A BRADY FAREWELL
AFTER A HALF A CENTURY IN THE BUSINESS, ATLANTA’S BRADY BUNCH MOVES ON.

Byline: Georgia Lee

ATLANTA — The Apparel Mart has bid farewell to the Brady bunch — Frank J. Brady & Sons — a multiline, family-owned sales firm that closed its doors in September.
Frank and Kaye Brady, who spent 50 years in the industry, will retire from “an industry we truly loved,” Frank Brady said. Their sons, Douglas and Stuart, will pursue other career areas, as their siblings, Brian and Janet did a few years ago, after all had worked in the family business.

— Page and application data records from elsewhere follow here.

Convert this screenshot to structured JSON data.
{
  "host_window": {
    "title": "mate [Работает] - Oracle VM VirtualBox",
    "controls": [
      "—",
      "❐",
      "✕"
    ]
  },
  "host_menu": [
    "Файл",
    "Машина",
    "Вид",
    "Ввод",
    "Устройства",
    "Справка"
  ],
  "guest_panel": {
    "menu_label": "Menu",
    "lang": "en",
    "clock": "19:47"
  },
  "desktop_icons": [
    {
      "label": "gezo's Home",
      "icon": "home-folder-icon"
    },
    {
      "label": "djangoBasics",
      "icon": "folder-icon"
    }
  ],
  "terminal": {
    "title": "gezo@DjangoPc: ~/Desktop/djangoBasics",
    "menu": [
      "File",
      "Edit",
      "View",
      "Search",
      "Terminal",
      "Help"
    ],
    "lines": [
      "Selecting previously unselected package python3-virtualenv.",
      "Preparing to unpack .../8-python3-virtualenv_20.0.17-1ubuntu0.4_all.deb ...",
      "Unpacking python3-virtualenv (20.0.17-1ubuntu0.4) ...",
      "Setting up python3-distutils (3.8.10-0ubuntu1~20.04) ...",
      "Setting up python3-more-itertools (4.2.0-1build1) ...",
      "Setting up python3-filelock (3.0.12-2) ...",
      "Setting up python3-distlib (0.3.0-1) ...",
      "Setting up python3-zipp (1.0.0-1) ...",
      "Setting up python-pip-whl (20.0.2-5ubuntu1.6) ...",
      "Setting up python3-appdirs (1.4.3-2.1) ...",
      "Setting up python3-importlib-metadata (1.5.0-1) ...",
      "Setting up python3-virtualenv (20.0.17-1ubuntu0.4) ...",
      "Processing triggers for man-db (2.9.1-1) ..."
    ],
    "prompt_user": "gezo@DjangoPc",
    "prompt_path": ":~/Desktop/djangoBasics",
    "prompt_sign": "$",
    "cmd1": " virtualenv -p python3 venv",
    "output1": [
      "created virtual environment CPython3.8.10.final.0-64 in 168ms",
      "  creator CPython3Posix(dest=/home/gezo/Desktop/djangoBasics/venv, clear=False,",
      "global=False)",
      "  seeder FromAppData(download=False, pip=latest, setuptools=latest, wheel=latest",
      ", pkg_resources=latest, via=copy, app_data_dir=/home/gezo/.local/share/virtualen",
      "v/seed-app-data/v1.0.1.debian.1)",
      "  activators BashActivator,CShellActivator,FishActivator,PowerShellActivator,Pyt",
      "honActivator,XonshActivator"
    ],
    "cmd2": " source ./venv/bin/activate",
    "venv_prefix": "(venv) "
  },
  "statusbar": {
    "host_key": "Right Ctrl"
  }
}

Frank Brady, the patriarch, was born in New York, the son of Irish immigrants. In 1948, he started his sales career with Kleinerts, a manufacturer of rubber goods, including swim caps, girdles and baby pants.
While traveling for Kleinerts, Brady met his future wife, then a buyer for a Madison, Wis., department store. The two married in 1956.
In 1962, Brady became a regional sales manager and eventually vice president of Koret of California. In 1979, he launched an independent sales firm. With a 1,200-square-foot third floor showroom, Brady was one of the Apparel Mart’s original tenants. His showroom eventually grew to a 4,000-square-foot space with seven lines.
Douglas Brady, as a Wake Forest University graduate in anthropology, asked to accompany his father on a two-week sales trip to Florida in 1980. The trip was the genesis of Brady & Sons, as older siblings Stuart and Brian followed suit, all joining the business in the following years.
Daughter Janet also worked a stint as a sales assistant for a year in 1979.
“At 13, she asked for a subscription to Seventeen magazine,” said Frank Brady. “In high school, she was voted ‘best dressed’ and ‘most radical.”‘
Brady said the most gratifying thing about his 17 years as an independent sales rep was “working as a family, and watching the children pick it up, talking about it at the breakfast table.”
Although he describes business as “strong, with strong indications for the fourth quarter,” his decision to close now was based on future considerations.
“Business is changing, with the Internet, catalogs and discounters,” he said. “It’s a more exciting world, with new opportunities, but at the same time, we’ve lost the emphasis on personal relationships, the more polite atmosphere that made doing business a pleasure.”
Asked what he would do if he had to start his career today, Brady replied, without hesitation, “computers.”
More than the lines they carried, buyers will miss their unique brand of hospitality — from the home-cooked meals and special spice teas to the smiles they always had for everyone that came in their doors.